* _REQUIRED WORK_
Copy each of the following entries back without change.

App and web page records

- Opening Delimiter -

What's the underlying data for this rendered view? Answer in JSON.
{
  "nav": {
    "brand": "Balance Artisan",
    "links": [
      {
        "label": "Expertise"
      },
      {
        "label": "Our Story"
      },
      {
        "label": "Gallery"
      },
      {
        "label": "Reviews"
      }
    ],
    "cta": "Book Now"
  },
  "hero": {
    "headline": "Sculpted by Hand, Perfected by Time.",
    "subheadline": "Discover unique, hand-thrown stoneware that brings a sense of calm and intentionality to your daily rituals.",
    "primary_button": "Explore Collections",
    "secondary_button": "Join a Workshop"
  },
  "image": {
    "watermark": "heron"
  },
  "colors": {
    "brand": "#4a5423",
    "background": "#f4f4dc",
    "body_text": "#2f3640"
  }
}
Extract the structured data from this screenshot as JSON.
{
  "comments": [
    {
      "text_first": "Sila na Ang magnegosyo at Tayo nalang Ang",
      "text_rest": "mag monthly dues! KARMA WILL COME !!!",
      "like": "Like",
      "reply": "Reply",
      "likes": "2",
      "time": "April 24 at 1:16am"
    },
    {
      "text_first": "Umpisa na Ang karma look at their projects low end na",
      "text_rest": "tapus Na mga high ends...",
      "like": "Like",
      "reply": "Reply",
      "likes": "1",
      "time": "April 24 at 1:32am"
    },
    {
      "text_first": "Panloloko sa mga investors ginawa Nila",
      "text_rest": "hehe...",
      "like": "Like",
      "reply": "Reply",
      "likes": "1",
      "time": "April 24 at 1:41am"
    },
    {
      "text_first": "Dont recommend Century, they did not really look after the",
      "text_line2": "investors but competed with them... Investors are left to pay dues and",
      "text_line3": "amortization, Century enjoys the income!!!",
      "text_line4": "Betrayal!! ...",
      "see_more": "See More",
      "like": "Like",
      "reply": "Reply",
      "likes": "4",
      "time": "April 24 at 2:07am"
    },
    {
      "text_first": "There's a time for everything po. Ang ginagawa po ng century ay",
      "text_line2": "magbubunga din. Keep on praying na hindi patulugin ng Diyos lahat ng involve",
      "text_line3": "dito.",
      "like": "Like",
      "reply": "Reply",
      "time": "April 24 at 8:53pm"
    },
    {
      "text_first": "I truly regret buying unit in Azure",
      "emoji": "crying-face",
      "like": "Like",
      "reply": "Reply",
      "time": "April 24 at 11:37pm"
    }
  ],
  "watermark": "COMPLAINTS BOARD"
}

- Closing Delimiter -

* _OUTPUT OF THE TASK_
What's the underlying data for this rendered view? Answer in JSON.
{
  "nav": {
    "brand": "Balance Artisan",
    "links": [
      {
        "label": "Expertise"
      },
      {
        "label": "Our Story"
      },
      {
        "label": "Gallery"
      },
      {
        "label": "Reviews"
      }
    ],
    "cta": "Book Now"
  },
  "hero": {
    "headline": "Sculpted by Hand, Perfected by Time.",
    "subheadline": "Discover unique, hand-thrown stoneware that brings a sense of calm and intentionality to your daily rituals.",
    "primary_button": "Explore Collections",
    "secondary_button": "Join a Workshop"
  },
  "image": {
    "watermark": "heron"
  },
  "colors": {
    "brand": "#4a5423",
    "background": "#f4f4dc",
    "body_text": "#2f3640"
  }
}
Extract the structured data from this screenshot as JSON.
{
  "comments": [
    {
      "text_first": "Sila na Ang magnegosyo at Tayo nalang Ang",
      "text_rest": "mag monthly dues! KARMA WILL COME !!!",
      "like": "Like",
      "reply": "Reply",
      "likes": "2",
      "time": "April 24 at 1:16am"
    },
    {
      "text_first": "Umpisa na Ang karma look at their projects low end na",
      "text_rest": "tapus Na mga high ends...",
      "like": "Like",
      "reply": "Reply",
      "likes": "1",
      "time": "April 24 at 1:32am"
    },
    {
      "text_first": "Panloloko sa mga investors ginawa Nila",
      "text_rest": "hehe...",
      "like": "Like",
      "reply": "Reply",
      "likes": "1",
      "time": "April 24 at 1:41am"
    },
    {
      "text_first": "Dont recommend Century, they did not really look after the",
      "text_line2": "investors but competed with them... Investors are left to pay dues and",
      "text_line3": "amortization, Century enjoys the income!!!",
      "text_line4": "Betrayal!! ...",
      "see_more": "See More",
      "like": "Like",
      "reply": "Reply",
      "likes": "4",
      "time": "April 24 at 2:07am"
    },
    {
      "text_first": "There's a time for everything po. Ang ginagawa po ng century ay",
      "text_line2": "magbubunga din. Keep on praying na hindi patulugin ng Diyos lahat ng involve",
      "text_line3": "dito.",
      "like": "Like",
      "reply": "Reply",
      "time": "April 24 at 8:53pm"
    },
    {
      "text_first": "I truly regret buying unit in Azure",
      "emoji": "crying-face",
      "like": "Like",
      "reply": "Reply",
      "time": "April 24 at 11:37pm"
    }
  ],
  "watermark": "COMPLAINTS BOARD"
}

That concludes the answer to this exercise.